Reid, C.A.M. 2000. Spilopyrinae Chapuis: a new subfamily in the Chrysomelidae and its systematic placement (Coleoptera). Invertebrate Taxonomy 14: 837-862

Reid, C.A.M. 2006. A taxonomic revision of the Australian Chrysomelinae, with a key to the genera (Coleoptera: Chrysomelidae). Zootaxa 1292: 1-119

Reid, C.A.M., Beatson, M. & Hasenpusch, J. 2009. The morphology and biology of Pterodunga mirabile Daccordi, an unusual subsocial chrysomeline (Coleoptera: Chrysomelidae). Journal of Natural History 43(7-8): 373-398

Reid, C.A.M., Jurado-Rivera, J.A. & Beatson, M. 2009. A new genus of Chrysomelinae from Australia (Coleoptera: Chrysomelidae). Zootaxa 2207: 53-66

Reid, C.A.M., Smith, K. & Beatson, M. 2004. Key to the Chrysomelinae of New South Wales. Australian Museum. http://keys.australianmuseum.net.au/chrysomelinae_intro.htm

Selman, B.J. 1985. The evolutionary biology and taxonomy of the Australian Eucalyptus beetles. Entomography 3: 451-454

Takizawa, H. 1989. Notes on larvae of the subfamily Chrysomelinae (Coleoptera, Chrysomelidae), part 1. Kanagawa-Chûhô 90: 243-256

 

History of changes

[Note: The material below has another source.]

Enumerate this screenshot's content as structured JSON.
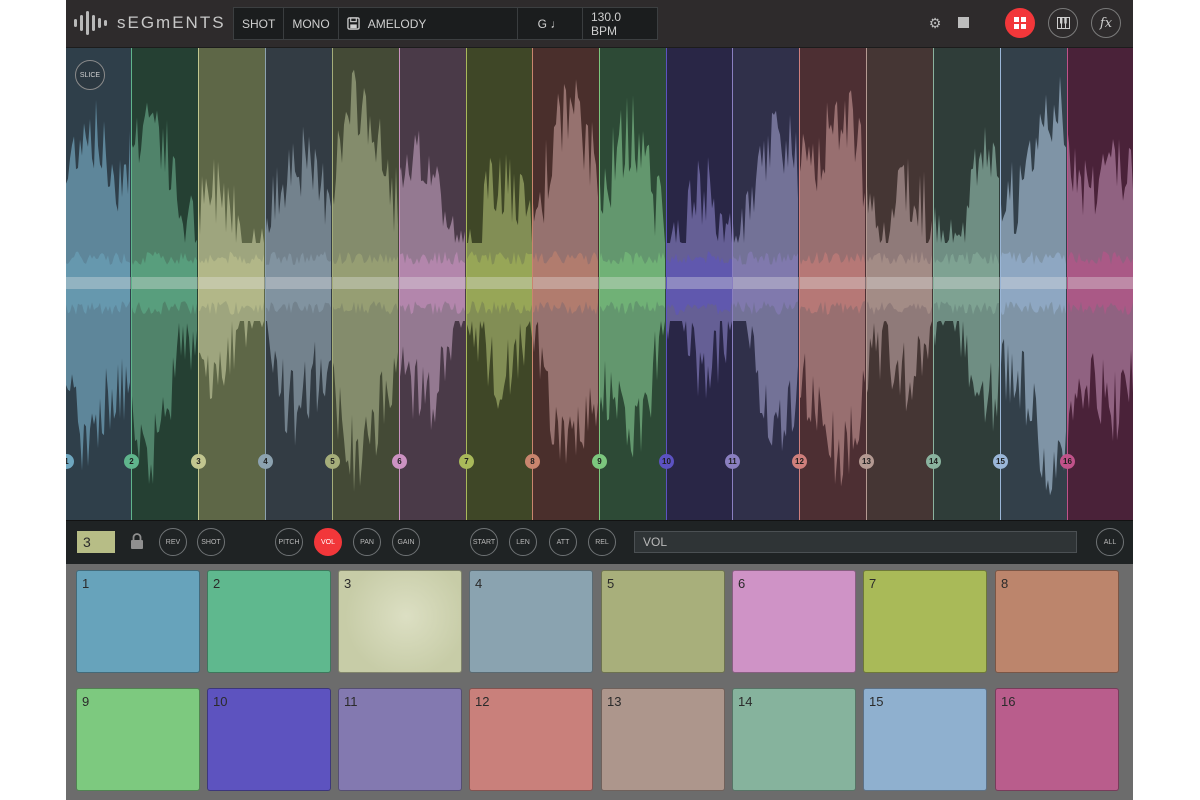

Note that this list may be incomplete for dates prior to September 2013.
Published As part of group Action Date Action Type Compiler(s)
23-Mar-2012 23-Mar-2012 MODIFIED
29-Mar-2010 MODIFIED